There’s been a big change in peoples’ attitudes about using marijuana, and it’s a change that may affect parents all over America. One recent poll discovered that 46 percent of Americans support legalizing small amounts for personal use. That’s more than twice the percentage the pollsters found 12 years ago when they last asked the same question. By early 2009, 13 states had legalized marijuana sales to people with doctors’ prescriptions, and the U.S. Justice Department recently announced that it would no longer conduct raids on distributors of medical marijuana in those states.
What does this trend mean for parents? If the nation’s drug laws are eased, if law enforcement pulls back, that will shift most of the responsibility for keeping kids off drugs to parents.
It’s been said that fighting drug use is a three-legged stool: prevention programs to caution kids about experimenting with drugs; law enforcement programs to stop the sale of drugs; and treatment programs to help those who fall through the cracks. If drug enforcement laws are repealed, that will leave it up to prevention and treatment. And when it comes to drug use, there’s an old saying that is true in so many areas of life: “An ounce of prevention is worth a pound of cure.”
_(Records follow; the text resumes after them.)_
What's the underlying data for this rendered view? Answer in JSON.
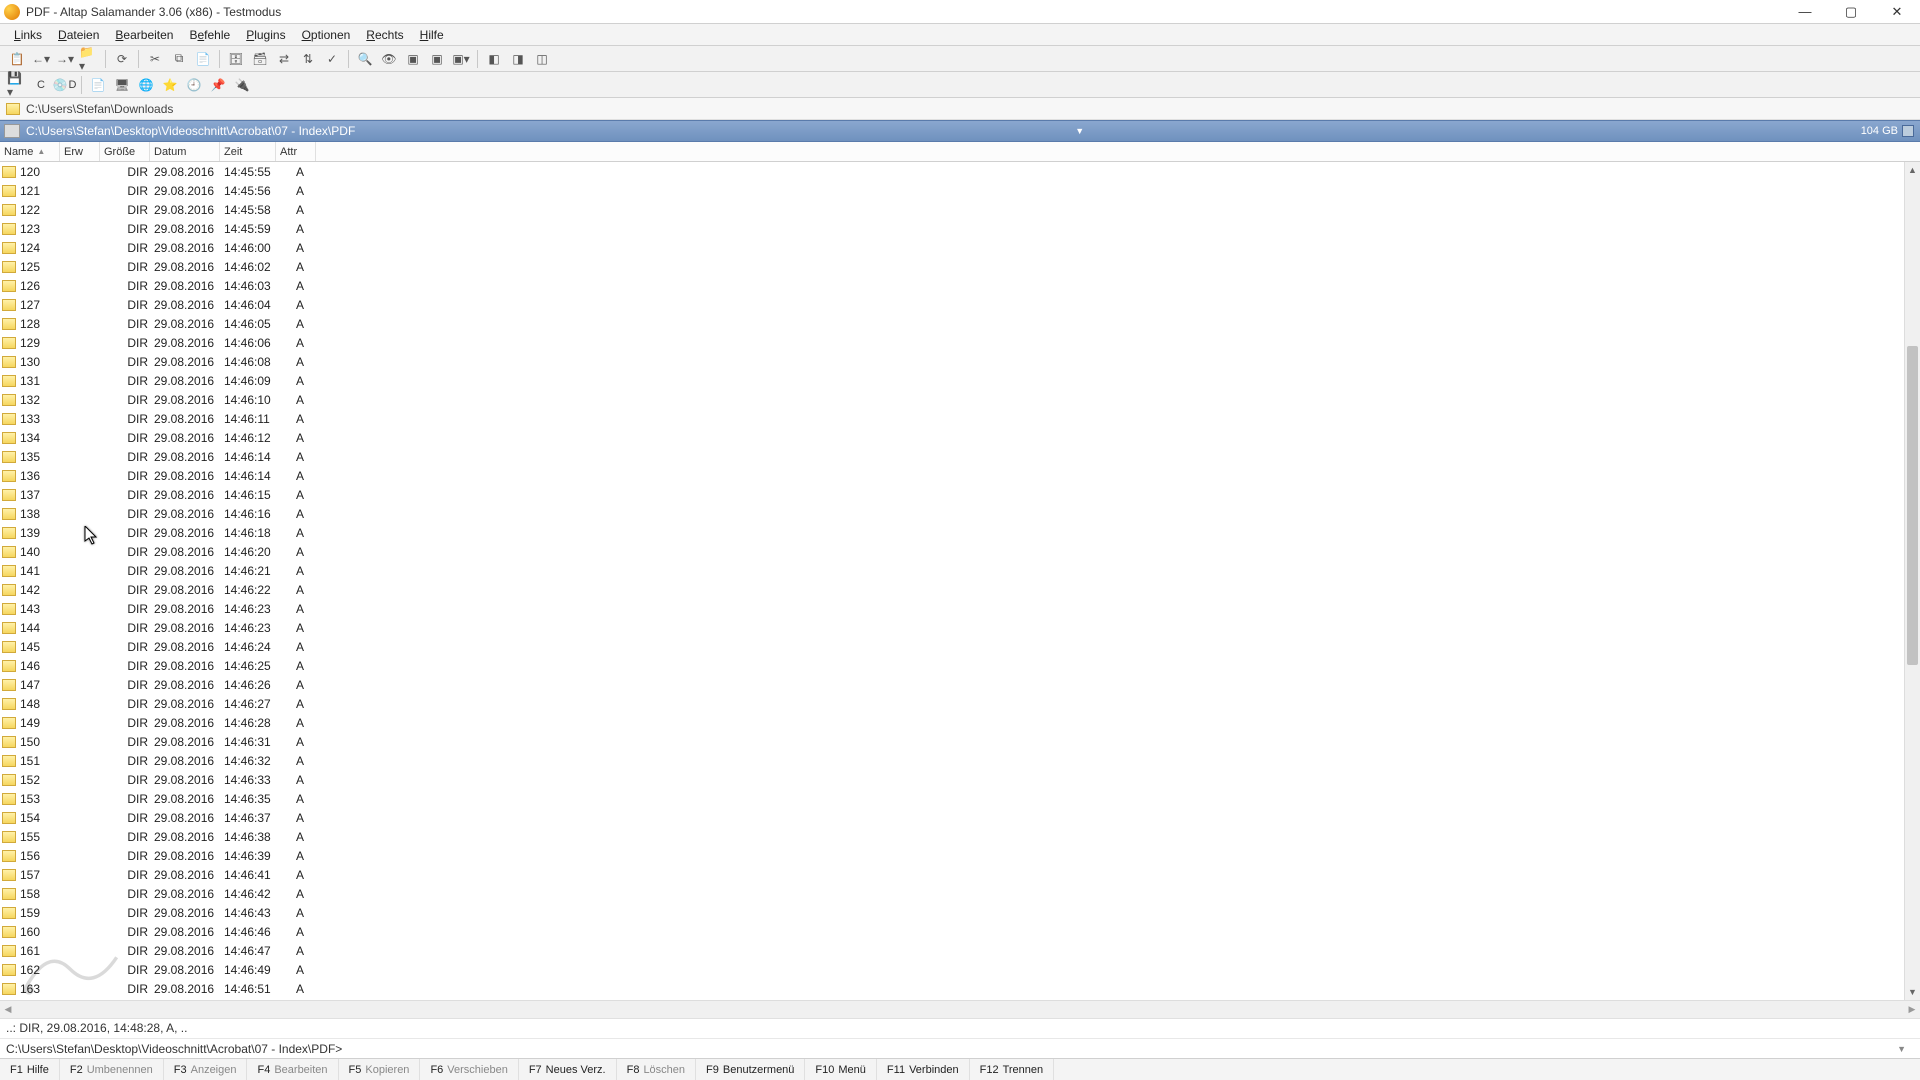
{
  "title": "PDF - Altap Salamander 3.06 (x86) - Testmodus",
  "menu": [
    "Links",
    "Dateien",
    "Bearbeiten",
    "Befehle",
    "Plugins",
    "Optionen",
    "Rechts",
    "Hilfe"
  ],
  "menu_accel": [
    "L",
    "D",
    "B",
    "e",
    "P",
    "O",
    "R",
    "H"
  ],
  "drivebar": {
    "c": "C",
    "d": "D"
  },
  "inactive_path": "C:\\Users\\Stefan\\Downloads",
  "active_path": "C:\\Users\\Stefan\\Desktop\\Videoschnitt\\Acrobat\\07 - Index\\PDF",
  "free_space": "104 GB",
  "columns": {
    "name": "Name",
    "ext": "Erw",
    "size": "Größe",
    "date": "Datum",
    "time": "Zeit",
    "attr": "Attr"
  },
  "rows": [
    {
      "name": "120",
      "size": "DIR",
      "date": "29.08.2016",
      "time": "14:45:55",
      "attr": "A"
    },
    {
      "name": "121",
      "size": "DIR",
      "date": "29.08.2016",
      "time": "14:45:56",
      "attr": "A"
    },
    {
      "name": "122",
      "size": "DIR",
      "date": "29.08.2016",
      "time": "14:45:58",
      "attr": "A"
    },
    {
      "name": "123",
      "size": "DIR",
      "date": "29.08.2016",
      "time": "14:45:59",
      "attr": "A"
    },
    {
      "name": "124",
      "size": "DIR",
      "date": "29.08.2016",
      "time": "14:46:00",
      "attr": "A"
    },
    {
      "name": "125",
      "size": "DIR",
      "date": "29.08.2016",
      "time": "14:46:02",
      "attr": "A"
    },
    {
      "name": "126",
      "size": "DIR",
      "date": "29.08.2016",
      "time": "14:46:03",
      "attr": "A"
    },
    {
      "name": "127",
      "size": "DIR",
      "date": "29.08.2016",
      "time": "14:46:04",
      "attr": "A"
    },
    {
      "name": "128",
      "size": "DIR",
      "date": "29.08.2016",
      "time": "14:46:05",
      "attr": "A"
    },
    {
      "name": "129",
      "size": "DIR",
      "date": "29.08.2016",
      "time": "14:46:06",
      "attr": "A"
    },
    {
      "name": "130",
      "size": "DIR",
      "date": "29.08.2016",
      "time": "14:46:08",
      "attr": "A"
    },
    {
      "name": "131",
      "size": "DIR",
      "date": "29.08.2016",
      "time": "14:46:09",
      "attr": "A"
    },
    {
      "name": "132",
      "size": "DIR",
      "date": "29.08.2016",
      "time": "14:46:10",
      "attr": "A"
    },
    {
      "name": "133",
      "size": "DIR",
      "date": "29.08.2016",
      "time": "14:46:11",
      "attr": "A"
    },
    {
      "name": "134",
      "size": "DIR",
      "date": "29.08.2016",
      "time": "14:46:12",
      "attr": "A"
    },
    {
      "name": "135",
      "size": "DIR",
      "date": "29.08.2016",
      "time": "14:46:14",
      "attr": "A"
    },
    {
      "name": "136",
      "size": "DIR",
      "date": "29.08.2016",
      "time": "14:46:14",
      "attr": "A"
    },
    {
      "name": "137",
      "size": "DIR",
      "date": "29.08.2016",
      "time": "14:46:15",
      "attr": "A"
    },
    {
      "name": "138",
      "size": "DIR",
      "date": "29.08.2016",
      "time": "14:46:16",
      "attr": "A"
    },
    {
      "name": "139",
      "size": "DIR",
      "date": "29.08.2016",
      "time": "14:46:18",
      "attr": "A"
    },
    {
      "name": "140",
      "size": "DIR",
      "date": "29.08.2016",
      "time": "14:46:20",
      "attr": "A"
    },
    {
      "name": "141",
      "size": "DIR",
      "date": "29.08.2016",
      "time": "14:46:21",
      "attr": "A"
    },
    {
      "name": "142",
      "size": "DIR",
      "date": "29.08.2016",
      "time": "14:46:22",
      "attr": "A"
    },
    {
      "name": "143",
      "size": "DIR",
      "date": "29.08.2016",
      "time": "14:46:23",
      "attr": "A"
    },
    {
      "name": "144",
      "size": "DIR",
      "date": "29.08.2016",
      "time": "14:46:23",
      "attr": "A"
    },
    {
      "name": "145",
      "size": "DIR",
      "date": "29.08.2016",
      "time": "14:46:24",
      "attr": "A"
    },
    {
      "name": "146",
      "size": "DIR",
      "date": "29.08.2016",
      "time": "14:46:25",
      "attr": "A"
    },
    {
      "name": "147",
      "size": "DIR",
      "date": "29.08.2016",
      "time": "14:46:26",
      "attr": "A"
    },
    {
      "name": "148",
      "size": "DIR",
      "date": "29.08.2016",
      "time": "14:46:27",
      "attr": "A"
    },
    {
      "name": "149",
      "size": "DIR",
      "date": "29.08.2016",
      "time": "14:46:28",
      "attr": "A"
    },
    {
      "name": "150",
      "size": "DIR",
      "date": "29.08.2016",
      "time": "14:46:31",
      "attr": "A"
    },
    {
      "name": "151",
      "size": "DIR",
      "date": "29.08.2016",
      "time": "14:46:32",
      "attr": "A"
    },
    {
      "name": "152",
      "size": "DIR",
      "date": "29.08.2016",
      "time": "14:46:33",
      "attr": "A"
    },
    {
      "name": "153",
      "size": "DIR",
      "date": "29.08.2016",
      "time": "14:46:35",
      "attr": "A"
    },
    {
      "name": "154",
      "size": "DIR",
      "date": "29.08.2016",
      "time": "14:46:37",
      "attr": "A"
    },
    {
      "name": "155",
      "size": "DIR",
      "date": "29.08.2016",
      "time": "14:46:38",
      "attr": "A"
    },
    {
      "name": "156",
      "size": "DIR",
      "date": "29.08.2016",
      "time": "14:46:39",
      "attr": "A"
    },
    {
      "name": "157",
      "size": "DIR",
      "date": "29.08.2016",
      "time": "14:46:41",
      "attr": "A"
    },
    {
      "name": "158",
      "size": "DIR",
      "date": "29.08.2016",
      "time": "14:46:42",
      "attr": "A"
    },
    {
      "name": "159",
      "size": "DIR",
      "date": "29.08.2016",
      "time": "14:46:43",
      "attr": "A"
    },
    {
      "name": "160",
      "size": "DIR",
      "date": "29.08.2016",
      "time": "14:46:46",
      "attr": "A"
    },
    {
      "name": "161",
      "size": "DIR",
      "date": "29.08.2016",
      "time": "14:46:47",
      "attr": "A"
    },
    {
      "name": "162",
      "size": "DIR",
      "date": "29.08.2016",
      "time": "14:46:49",
      "attr": "A"
    },
    {
      "name": "163",
      "size": "DIR",
      "date": "29.08.2016",
      "time": "14:46:51",
      "attr": "A"
    }
  ],
  "info_line": "..: DIR, 29.08.2016, 14:48:28, A, ..",
  "cmd_line": "C:\\Users\\Stefan\\Desktop\\Videoschnitt\\Acrobat\\07 - Index\\PDF>",
  "fkeys": [
    {
      "key": "F1",
      "label": "Hilfe",
      "active": true
    },
    {
      "key": "F2",
      "label": "Umbenennen",
      "active": false
    },
    {
      "key": "F3",
      "label": "Anzeigen",
      "active": false
    },
    {
      "key": "F4",
      "label": "Bearbeiten",
      "active": false
    },
    {
      "key": "F5",
      "label": "Kopieren",
      "active": false
    },
    {
      "key": "F6",
      "label": "Verschieben",
      "active": false
    },
    {
      "key": "F7",
      "label": "Neues Verz.",
      "active": true
    },
    {
      "key": "F8",
      "label": "Löschen",
      "active": false
    },
    {
      "key": "F9",
      "label": "Benutzermenü",
      "active": true
    },
    {
      "key": "F10",
      "label": "Menü",
      "active": true
    },
    {
      "key": "F11",
      "label": "Verbinden",
      "active": true
    },
    {
      "key": "F12",
      "label": "Trennen",
      "active": true
    }
  ]
}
One father, a magazine editor, discovered the truth in that old saying when his son, Nic, started using marijuana at 12 years old and then graduated to powdered and crack cocaine, Ecstasy, heroin, and to what became his favorite drug, crystal methamphetamine. In 2005, the father, David Sheff, wrote a best-selling book, Beautiful Boy, about the effects of Nic’s drug use and his frequent attempts at rehabilitation and subsequent relapses.
Nic Sheff recently told CNN that fourteen years after first experimenting with pot, he’s still trying to beat his addiction to methamphetamine. “I am isolated, alone, disgusted with everything and, most especially, myself,” he said, adding that he suffered from “bouts of wanting to throw myself off a tall building.”
The Sheff’s stories are a good object lesson for parents with kids who are coming of age. The bad news is that kids start early today. Twenty percent of kids have experimented with illegal drugs by the eighth grade; by the time they reach the twelfth grade, roughly half of all kids have used illegal drugs.
The important years are the teen years. The good news is that if you can keep your kids off drugs until they are 21, you are virtually assured that they will never use them. That means that kids are at risk for almost an entire decade, and most of those years are spent home with the family.
If your kids reach 21 without using drugs, they will have had the opportunity to spend the most important years of their lives preparing for productive work and for building the kind of character they will need to lead their own families. On the other hand, if your kids slip into drug addiction, there’s a good chance they will spend the most important years of their lives, like Nic Sheff, in and out of drug treatment, focused on merely staying clean rather than preparing for life.
What can you do to keep your kids off drugs? When it comes to drugs, you may think that the main influences on kids are the movies they see, the songs they hear, and the friends they keep. There’s some truth in that. But surveys show that you are the most the most important influence when it comes to your kids experimenting with drugs.
A 2002 survey by The National Center on Addiction and Substance Abuse at Columbia University found that many parents thought they had little influence in steering their kids away from drugs. But the teens themselves told the researchers otherwise. In a 2000 survey, for example, the Center had found that “half of teens who had not tried marijuana credited their parents with their decision.”
How can you help? Here are two suggestions that should guide your efforts. The first suggestion is to become informed about what’s going on in the world of illegal drugs. If half the kids in twelfth grade have experimented with drugs, your kids are in effect surrounded by the drug culture.
How do you find solid information you can use to talk with your kids about drugs? There are two good places to start. One is The Partnership for a Drug-Free America, a private group of communications professionals dedicated to helping teens reject drug abuse. Another is the White House Office of National Drug Control Policy, which features links to web sites that offer good advice and information.
The second suggestion is to discuss the drug issue openly with your kids. The best place to discuss the subject is the dinner table. Your mere presence each night has a powerful effect on your kids. The dinner table is often the one occasion each day that brings together the whole family. The Center at Columbia found that teens who ate family dinners infrequently were three times more likely to use marijuana than those who had family dinners five or more times a week.
How do you bring up the issue? There are many things that can be used to initiate a conversation, such as drug-related incidents that happen at school, pop stars who enter rehab, or news accounts of accidents involving drugs.
How responsible are you for the decisions your teenage kids make? David Sheff looked back on his son’s addictions and wondered what more he could have done to keep his son away from drugs. Drug counselors, he said, tell parents that it’s not their fault. “But who among us,” he wrote, “doesn’t believe that we could have done something differently that would have helped?”
In the end, what counts will be the decisions your kids make. But if you choose to make the commitment of time and energy it takes to influence that important decision, you will have done all you can do to help your kids find their way to happy, productive, drug-free lives.
Tim Lanigan is a retired speechwriter who worked for the U.S. Drug Enforcement Administration from 1998 to 2004.